All the reasons why we need HBO's planned Robert Mapplethorpe documentary
Freedom of expression is a concept we often take for granted in a country where new ideas and thought-provoking opinions are encouraged. I mean, could you imagine what it would be like if we weren’t allowed to express ourselves? There would be no art, no movements aiming to make our world a better place, no leaders who inspire us to see new and different perspectives. It’s almost as if progress would cease to exist.
Photographer Robert Mapplethorpe saw firsthand what happens when we’re no longer allowed to tell our stories. That’s why upcoming HBO documentary Mapplethorpe: Look at the Pictures is extremely important — it will give viewers a chance to learn of this man’s journey, without the censorship he constantly faced throughout his lifetime.
You’ve likely seen the cover of Patti Smith’s Horses which features a portrait of Smith taken by Mapplethorpe.
While that portrait was taken in the mid-’70s, as the years went on Mapplethorpe’s work got more and more controversial.
Because much of his work work focused on real, raw forms of sexual expression, Mapplethorpe’s photos faced an immense amount of criticism. In 1989, his The Perfect Moment exhibit singlehandedly started a culture war when North Carolina’s Republican Senator Jesse Helms learned that the National Endowment for the Arts (NEA) had given a Philly museum $30,000 for Mapplethorpe’s works. He was upset because the exhibit featured a section of homosexual S&M images and famously shouted to the Senate, “Look at the pictures! Look at the pictures!… Don’t believe the Washington Post! Don’t believe the New York Times! I’m going to ask that all the pages, all the ladies, and maybe all the staff leave the Chamber so that senators can see exactly what they’re voting on.” (This quote also inspired the documentary title.)
After gathering 100 Congressmen together, Helms helped pen an angry letter to the NEA. The Corcoran Gallery of Art in Washington, D.C. consequently cancelled Mapplethorpe’s upcoming exhibit on their premises. This all occurred a few months after the photographer passed away, due to his battle with AIDS, but that didn’t stop the onslaught of discrimination. In fact, his work later traveled to Cincinnati’s Contemporary Arts Center (CAC) and the director Dennis Barrie was charged with obscenity (and later acquitted).
According to Patti Smith – his romantic partner, who later became a close friend – Robert Mapplethorpe “took areas of dark human consent and made them into art. He worked without apology, investing the homosexual with grandeur, masculinity and enviable nobility… He was presenting something new, something not seen or explored as he saw and explored it.” Based on Smith’s description, the famed photographer’s work can not only be seen as a tribute to freedom of expression – one can also call his work sex-positive, since it aimed to shine a light on the natural desires that are a universal part of our beings.

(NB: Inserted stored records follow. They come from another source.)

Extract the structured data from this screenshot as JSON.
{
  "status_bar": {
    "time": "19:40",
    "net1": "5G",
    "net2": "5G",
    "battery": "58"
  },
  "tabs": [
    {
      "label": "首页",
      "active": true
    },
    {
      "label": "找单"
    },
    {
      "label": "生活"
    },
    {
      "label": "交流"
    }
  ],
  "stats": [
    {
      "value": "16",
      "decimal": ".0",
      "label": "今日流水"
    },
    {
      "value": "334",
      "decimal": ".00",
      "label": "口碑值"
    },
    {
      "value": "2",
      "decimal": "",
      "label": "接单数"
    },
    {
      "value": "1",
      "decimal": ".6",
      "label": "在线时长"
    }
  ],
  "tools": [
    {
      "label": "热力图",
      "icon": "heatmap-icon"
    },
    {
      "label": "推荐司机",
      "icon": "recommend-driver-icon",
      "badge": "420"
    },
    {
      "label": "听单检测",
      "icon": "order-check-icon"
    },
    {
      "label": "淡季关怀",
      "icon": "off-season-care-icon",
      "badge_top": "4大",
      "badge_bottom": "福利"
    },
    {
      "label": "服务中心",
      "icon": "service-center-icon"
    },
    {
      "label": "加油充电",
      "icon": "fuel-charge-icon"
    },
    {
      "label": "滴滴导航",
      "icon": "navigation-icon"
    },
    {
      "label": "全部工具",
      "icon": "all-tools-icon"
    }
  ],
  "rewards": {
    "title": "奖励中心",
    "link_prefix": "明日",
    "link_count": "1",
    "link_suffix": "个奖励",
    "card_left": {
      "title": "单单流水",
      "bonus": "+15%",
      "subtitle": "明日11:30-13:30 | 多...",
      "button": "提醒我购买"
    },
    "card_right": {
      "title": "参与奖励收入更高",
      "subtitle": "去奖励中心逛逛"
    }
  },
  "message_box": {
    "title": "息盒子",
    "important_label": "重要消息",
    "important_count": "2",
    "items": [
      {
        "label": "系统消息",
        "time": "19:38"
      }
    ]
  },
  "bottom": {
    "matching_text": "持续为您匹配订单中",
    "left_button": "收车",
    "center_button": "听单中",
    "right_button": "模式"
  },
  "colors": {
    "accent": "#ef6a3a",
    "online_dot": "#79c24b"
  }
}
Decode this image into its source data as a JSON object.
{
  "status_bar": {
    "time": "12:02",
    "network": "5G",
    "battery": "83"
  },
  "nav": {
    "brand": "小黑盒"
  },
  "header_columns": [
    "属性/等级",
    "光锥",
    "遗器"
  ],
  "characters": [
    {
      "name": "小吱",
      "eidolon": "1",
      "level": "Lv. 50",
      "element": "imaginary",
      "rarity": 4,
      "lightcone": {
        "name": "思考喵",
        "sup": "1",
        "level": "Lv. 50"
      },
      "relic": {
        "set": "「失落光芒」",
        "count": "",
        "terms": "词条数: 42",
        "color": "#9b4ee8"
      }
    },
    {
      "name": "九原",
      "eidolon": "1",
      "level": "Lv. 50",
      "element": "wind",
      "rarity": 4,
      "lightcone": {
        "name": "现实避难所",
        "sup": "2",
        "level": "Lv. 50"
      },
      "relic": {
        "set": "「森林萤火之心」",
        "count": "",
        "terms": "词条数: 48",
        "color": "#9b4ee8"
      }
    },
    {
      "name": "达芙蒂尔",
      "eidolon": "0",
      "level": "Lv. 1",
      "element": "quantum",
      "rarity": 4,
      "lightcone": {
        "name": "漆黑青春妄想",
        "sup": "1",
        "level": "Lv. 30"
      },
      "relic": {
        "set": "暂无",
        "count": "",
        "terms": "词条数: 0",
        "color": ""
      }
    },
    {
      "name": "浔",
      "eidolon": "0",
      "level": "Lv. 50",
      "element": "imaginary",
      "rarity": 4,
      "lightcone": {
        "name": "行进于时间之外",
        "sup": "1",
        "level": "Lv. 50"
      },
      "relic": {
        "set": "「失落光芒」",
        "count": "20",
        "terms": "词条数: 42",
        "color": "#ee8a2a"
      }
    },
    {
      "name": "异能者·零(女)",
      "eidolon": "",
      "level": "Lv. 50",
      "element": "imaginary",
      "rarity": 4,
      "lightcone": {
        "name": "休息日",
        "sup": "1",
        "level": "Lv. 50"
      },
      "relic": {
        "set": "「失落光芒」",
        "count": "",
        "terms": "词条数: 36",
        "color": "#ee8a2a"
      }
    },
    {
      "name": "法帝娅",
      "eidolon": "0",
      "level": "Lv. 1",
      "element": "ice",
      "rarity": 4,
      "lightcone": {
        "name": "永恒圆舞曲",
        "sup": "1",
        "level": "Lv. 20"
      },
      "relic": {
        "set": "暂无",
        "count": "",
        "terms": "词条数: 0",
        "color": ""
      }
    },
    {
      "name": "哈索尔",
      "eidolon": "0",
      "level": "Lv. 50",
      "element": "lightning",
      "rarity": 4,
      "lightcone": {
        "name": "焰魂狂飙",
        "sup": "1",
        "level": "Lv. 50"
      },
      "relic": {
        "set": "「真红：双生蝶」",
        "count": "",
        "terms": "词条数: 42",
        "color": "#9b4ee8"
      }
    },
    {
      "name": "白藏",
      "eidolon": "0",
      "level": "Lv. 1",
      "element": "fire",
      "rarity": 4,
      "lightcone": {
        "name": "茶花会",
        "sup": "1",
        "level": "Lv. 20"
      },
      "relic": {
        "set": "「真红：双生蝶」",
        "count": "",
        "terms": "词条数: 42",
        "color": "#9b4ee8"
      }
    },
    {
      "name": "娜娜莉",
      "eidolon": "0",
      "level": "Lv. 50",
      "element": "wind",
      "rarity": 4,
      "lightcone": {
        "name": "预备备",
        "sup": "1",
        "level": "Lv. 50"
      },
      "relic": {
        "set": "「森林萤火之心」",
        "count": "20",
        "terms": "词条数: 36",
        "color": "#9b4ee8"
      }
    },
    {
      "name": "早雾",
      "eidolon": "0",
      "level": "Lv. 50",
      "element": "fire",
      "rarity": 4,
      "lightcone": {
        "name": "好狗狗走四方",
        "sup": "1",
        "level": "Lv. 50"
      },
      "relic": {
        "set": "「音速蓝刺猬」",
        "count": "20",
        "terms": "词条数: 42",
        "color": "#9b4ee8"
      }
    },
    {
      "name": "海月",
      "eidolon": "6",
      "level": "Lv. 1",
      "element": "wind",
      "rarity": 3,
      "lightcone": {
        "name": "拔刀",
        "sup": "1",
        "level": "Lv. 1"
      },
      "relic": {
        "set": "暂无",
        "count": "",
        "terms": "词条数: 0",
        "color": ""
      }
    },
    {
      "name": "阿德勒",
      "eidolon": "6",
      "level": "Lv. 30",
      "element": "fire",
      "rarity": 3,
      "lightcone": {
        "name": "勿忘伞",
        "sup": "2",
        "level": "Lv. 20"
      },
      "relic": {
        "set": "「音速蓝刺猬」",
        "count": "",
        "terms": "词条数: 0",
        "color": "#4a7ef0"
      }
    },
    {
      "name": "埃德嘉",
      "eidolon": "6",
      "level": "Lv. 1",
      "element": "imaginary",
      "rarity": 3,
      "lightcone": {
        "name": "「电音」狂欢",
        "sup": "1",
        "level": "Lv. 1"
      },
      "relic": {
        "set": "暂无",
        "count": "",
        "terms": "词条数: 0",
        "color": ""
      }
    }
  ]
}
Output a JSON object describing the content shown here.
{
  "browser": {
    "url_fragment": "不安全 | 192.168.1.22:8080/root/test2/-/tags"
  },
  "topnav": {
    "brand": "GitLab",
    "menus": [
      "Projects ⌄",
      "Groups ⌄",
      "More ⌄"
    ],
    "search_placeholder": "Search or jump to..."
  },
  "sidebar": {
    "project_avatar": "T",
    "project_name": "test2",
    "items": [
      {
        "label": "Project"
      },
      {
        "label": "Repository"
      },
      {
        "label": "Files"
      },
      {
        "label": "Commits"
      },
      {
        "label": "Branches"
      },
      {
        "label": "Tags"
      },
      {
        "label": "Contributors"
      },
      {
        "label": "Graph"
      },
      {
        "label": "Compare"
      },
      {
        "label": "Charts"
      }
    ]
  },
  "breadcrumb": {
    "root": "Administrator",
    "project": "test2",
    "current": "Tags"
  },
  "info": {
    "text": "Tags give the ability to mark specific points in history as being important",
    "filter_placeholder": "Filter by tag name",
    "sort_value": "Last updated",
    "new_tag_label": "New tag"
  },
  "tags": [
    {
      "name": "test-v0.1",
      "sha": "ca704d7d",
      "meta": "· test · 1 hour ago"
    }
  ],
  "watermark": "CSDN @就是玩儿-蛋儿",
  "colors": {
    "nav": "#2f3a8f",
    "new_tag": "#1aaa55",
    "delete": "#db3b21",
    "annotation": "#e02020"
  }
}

To tell the artist’s story as he’d want it told, filmmakers Fenton Bailey and Robert Barbara (Inside Deep Throat, HBO’s Wishful Drinking, The Eyes of Tammy Faye, and RuPaul’s Drag Race) will have full access to The Robert Mapplethorpe Foundation’s archives. They want to include never-before-seen content so they can be as candid as Mapplethorpe himself. “Even his most shocking and forbidden images are included without blurs, without snickers – in other words, exactly as the artist intended,” they said in a statement.
As a whole, the documentary will follow the photographer’s dynamic life, starting with his enrollment in Pratt. It will cover his romance and friendship with Patti Smith, explore his connection to BDSM culture in 1970s New York, delve into his 1986 AIDS diagnosis, and end with his passing in 1989. Several people, who knew the artist during his lifetime, will be interviewed, including his sister Nancy, brother Edward, Fran Lebowitz, Debbie Harry, Carolina Herrera, and Brooke Shields.
Mapplethorpe: Look at the Pictures will debut exclusively on HBO in April 2016, giving the artist the expressive platform he always sought to find.
[Images via Twitter and Amazon]